At first blush, Bradley's case sounds so reasonable, especially to a voting public that's been conned into thinking that you have to earn less than the federal poverty level--less than $19,000 a year for a family of four--to be "poor." (Never mind that the feds' calculations are made according to an archaic formula that's based on the cost of food. And never mind that Bradley represents Rochester, which has a poverty rate of seven percent.)
Bradley got his way, of course, and a family of three now qualifies for childcare assistance if its income is $26,700 or less, as opposed to $38,100 before. In the last five months, more than 1,300 Minnesota families have lost their childcare subsidies. There are now 7,500 families on waiting lists for assistance, many of them headed by single parents who were bounced off welfare rolls with the promise that we'd be there to help with childcare and health care while they got up to speed.
Remember JOBS NOW's calculation that a family of four needs about $52,000 to make it? That was based on an average expenditure of $773 per month for childcare, which is less than half what a family in the central cities probably pays if those two kids need full-time care in a licensed center. You'd need another $9,300 a year, or more than $61,000, to actually pay the bill. (If one parent stays home with two kids, the other would need to earn $37,100, or $17.00 an hour, to keep the family at a subsistence level, according to JOBS NOW).
Cheaper childcare isn't the answer. Three-quarters of Minnesotans with children under 14 use childcare, and most of their providers are already notoriously underpaid and overworked.
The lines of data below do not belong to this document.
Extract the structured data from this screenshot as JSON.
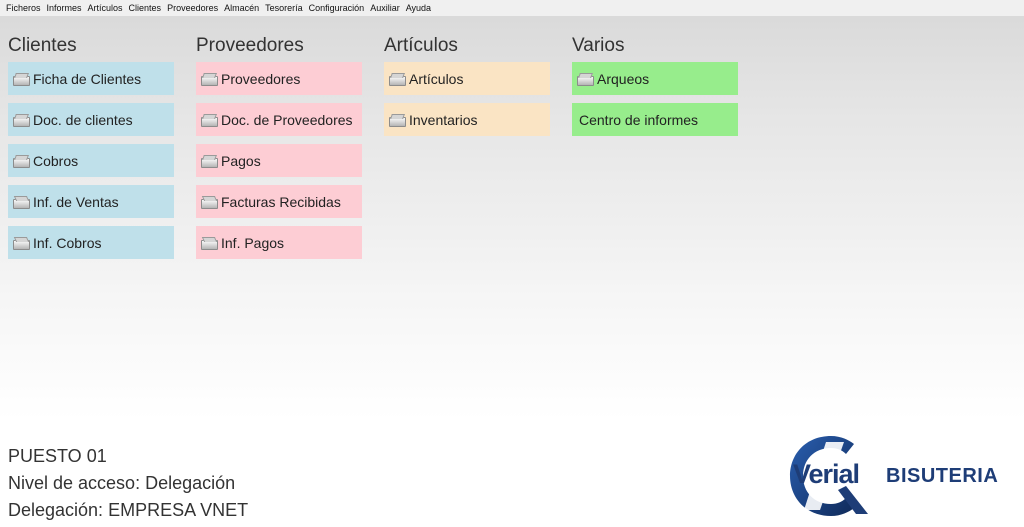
{
  "menubar": {
    "items": [
      "Ficheros",
      "Informes",
      "Artículos",
      "Clientes",
      "Proveedores",
      "Almacén",
      "Tesorería",
      "Configuración",
      "Auxiliar",
      "Ayuda"
    ]
  },
  "clientes": {
    "title": "Clientes",
    "tiles": [
      "Ficha de Clientes",
      "Doc. de clientes",
      "Cobros",
      "Inf. de Ventas",
      "Inf. Cobros"
    ]
  },
  "proveedores": {
    "title": "Proveedores",
    "tiles": [
      "Proveedores",
      "Doc. de Proveedores",
      "Pagos",
      "Facturas Recibidas",
      "Inf. Pagos"
    ]
  },
  "articulos": {
    "title": "Artículos",
    "tiles": [
      "Artículos",
      "Inventarios"
    ]
  },
  "varios": {
    "title": "Varios",
    "tiles": [
      "Arqueos",
      "Centro de informes"
    ]
  },
  "footer": {
    "puesto": "PUESTO 01",
    "nivel": "Nivel de acceso: Delegación",
    "delegacion": "Delegación: EMPRESA VNET"
  },
  "logo": {
    "word": "Verial",
    "brand": "BISUTERIA"
  },
  "colors": {
    "clientes_tile": "#bfe0ea",
    "proveedores_tile": "#fdcdd4",
    "articulos_tile": "#fae4c4",
    "varios_tile": "#97ed8c",
    "brand_blue": "#1e3d77"
  },
  "icons": {
    "tile_icon": "printer-icon"
  }
}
Paying caregivers less will only drive out good, experienced teachers. (Would Bradley actually go so far as to argue that subjecting kids to substandard care is good for any of us?)